**Input for this task:**

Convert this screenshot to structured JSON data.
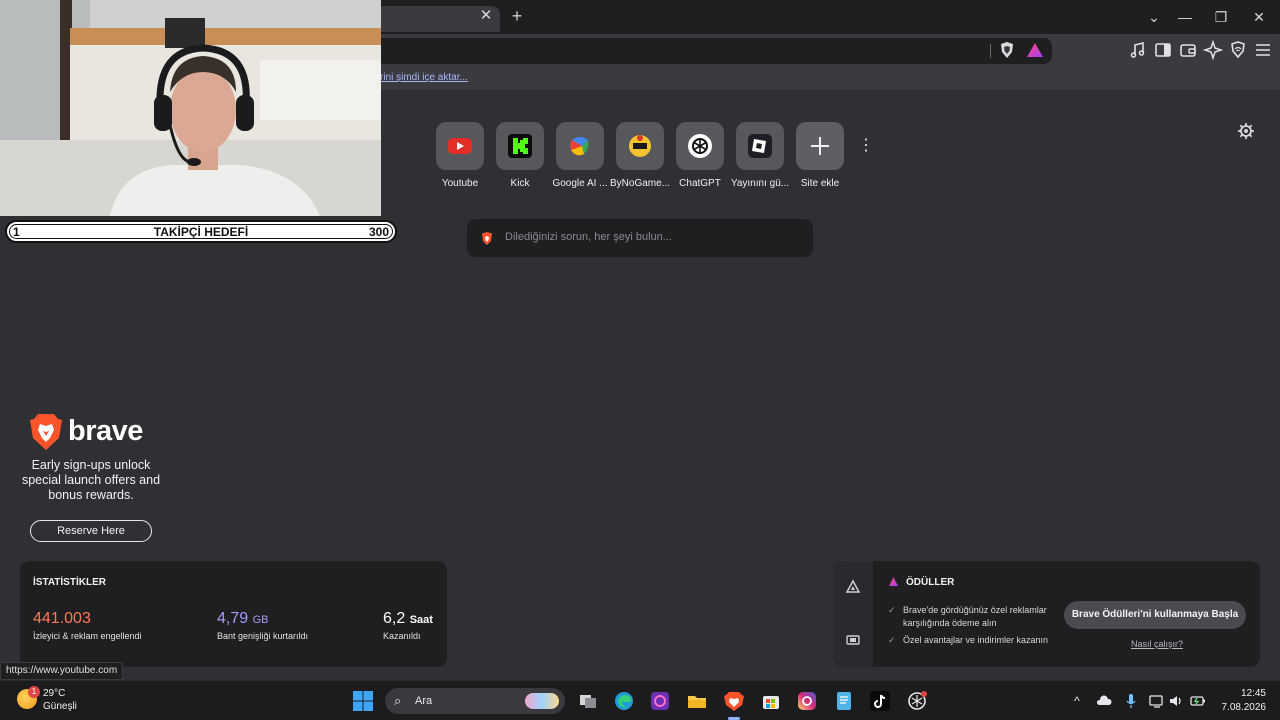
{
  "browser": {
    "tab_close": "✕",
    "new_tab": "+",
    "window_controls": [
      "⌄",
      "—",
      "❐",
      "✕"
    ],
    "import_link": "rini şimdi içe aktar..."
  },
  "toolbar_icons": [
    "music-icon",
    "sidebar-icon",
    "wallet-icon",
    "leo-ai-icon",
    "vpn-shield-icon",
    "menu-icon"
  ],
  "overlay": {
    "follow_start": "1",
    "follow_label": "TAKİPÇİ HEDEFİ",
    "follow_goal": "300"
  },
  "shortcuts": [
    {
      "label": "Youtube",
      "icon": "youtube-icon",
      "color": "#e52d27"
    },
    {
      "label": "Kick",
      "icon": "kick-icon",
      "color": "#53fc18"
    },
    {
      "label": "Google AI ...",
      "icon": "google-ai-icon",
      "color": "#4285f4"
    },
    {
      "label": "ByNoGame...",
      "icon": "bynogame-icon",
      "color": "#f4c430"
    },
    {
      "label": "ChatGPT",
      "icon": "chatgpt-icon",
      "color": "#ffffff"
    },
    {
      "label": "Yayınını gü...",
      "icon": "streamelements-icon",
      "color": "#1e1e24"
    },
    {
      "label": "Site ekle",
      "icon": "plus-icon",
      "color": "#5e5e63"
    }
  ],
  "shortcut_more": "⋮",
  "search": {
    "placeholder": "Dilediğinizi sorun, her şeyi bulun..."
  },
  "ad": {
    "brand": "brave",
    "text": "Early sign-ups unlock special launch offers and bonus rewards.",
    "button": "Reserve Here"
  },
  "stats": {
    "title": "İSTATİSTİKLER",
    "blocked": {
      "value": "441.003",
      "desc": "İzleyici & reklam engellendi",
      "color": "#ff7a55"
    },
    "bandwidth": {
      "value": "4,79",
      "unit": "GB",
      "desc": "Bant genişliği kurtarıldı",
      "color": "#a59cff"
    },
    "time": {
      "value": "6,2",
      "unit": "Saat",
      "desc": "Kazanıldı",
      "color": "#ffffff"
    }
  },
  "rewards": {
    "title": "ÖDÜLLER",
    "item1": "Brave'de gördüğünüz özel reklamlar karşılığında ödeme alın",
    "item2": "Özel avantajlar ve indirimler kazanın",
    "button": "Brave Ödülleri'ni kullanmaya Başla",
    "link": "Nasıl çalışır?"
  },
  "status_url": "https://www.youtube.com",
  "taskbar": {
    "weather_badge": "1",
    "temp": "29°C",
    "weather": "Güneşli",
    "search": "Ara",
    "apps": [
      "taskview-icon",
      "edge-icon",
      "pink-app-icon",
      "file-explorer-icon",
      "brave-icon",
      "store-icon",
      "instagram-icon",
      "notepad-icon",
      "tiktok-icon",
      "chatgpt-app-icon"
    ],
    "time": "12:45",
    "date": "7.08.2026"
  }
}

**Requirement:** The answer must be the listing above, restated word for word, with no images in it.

**Problem solution:**
Convert this screenshot to structured JSON data.
{
  "browser": {
    "tab_close": "✕",
    "new_tab": "+",
    "window_controls": [
      "⌄",
      "—",
      "❐",
      "✕"
    ],
    "import_link": "rini şimdi içe aktar..."
  },
  "toolbar_icons": [
    "music-icon",
    "sidebar-icon",
    "wallet-icon",
    "leo-ai-icon",
    "vpn-shield-icon",
    "menu-icon"
  ],
  "overlay": {
    "follow_start": "1",
    "follow_label": "TAKİPÇİ HEDEFİ",
    "follow_goal": "300"
  },
  "shortcuts": [
    {
      "label": "Youtube",
      "icon": "youtube-icon",
      "color": "#e52d27"
    },
    {
      "label": "Kick",
      "icon": "kick-icon",
      "color": "#53fc18"
    },
    {
      "label": "Google AI ...",
      "icon": "google-ai-icon",
      "color": "#4285f4"
    },
    {
      "label": "ByNoGame...",
      "icon": "bynogame-icon",
      "color": "#f4c430"
    },
    {
      "label": "ChatGPT",
      "icon": "chatgpt-icon",
      "color": "#ffffff"
    },
    {
      "label": "Yayınını gü...",
      "icon": "streamelements-icon",
      "color": "#1e1e24"
    },
    {
      "label": "Site ekle",
      "icon": "plus-icon",
      "color": "#5e5e63"
    }
  ],
  "shortcut_more": "⋮",
  "search": {
    "placeholder": "Dilediğinizi sorun, her şeyi bulun..."
  },
  "ad": {
    "brand": "brave",
    "text": "Early sign-ups unlock special launch offers and bonus rewards.",
    "button": "Reserve Here"
  },
  "stats": {
    "title": "İSTATİSTİKLER",
    "blocked": {
      "value": "441.003",
      "desc": "İzleyici & reklam engellendi",
      "color": "#ff7a55"
    },
    "bandwidth": {
      "value": "4,79",
      "unit": "GB",
      "desc": "Bant genişliği kurtarıldı",
      "color": "#a59cff"
    },
    "time": {
      "value": "6,2",
      "unit": "Saat",
      "desc": "Kazanıldı",
      "color": "#ffffff"
    }
  },
  "rewards": {
    "title": "ÖDÜLLER",
    "item1": "Brave'de gördüğünüz özel reklamlar karşılığında ödeme alın",
    "item2": "Özel avantajlar ve indirimler kazanın",
    "button": "Brave Ödülleri'ni kullanmaya Başla",
    "link": "Nasıl çalışır?"
  },
  "status_url": "https://www.youtube.com",
  "taskbar": {
    "weather_badge": "1",
    "temp": "29°C",
    "weather": "Güneşli",
    "search": "Ara",
    "apps": [
      "taskview-icon",
      "edge-icon",
      "pink-app-icon",
      "file-explorer-icon",
      "brave-icon",
      "store-icon",
      "instagram-icon",
      "notepad-icon",
      "tiktok-icon",
      "chatgpt-app-icon"
    ],
    "time": "12:45",
    "date": "7.08.2026"
  }
}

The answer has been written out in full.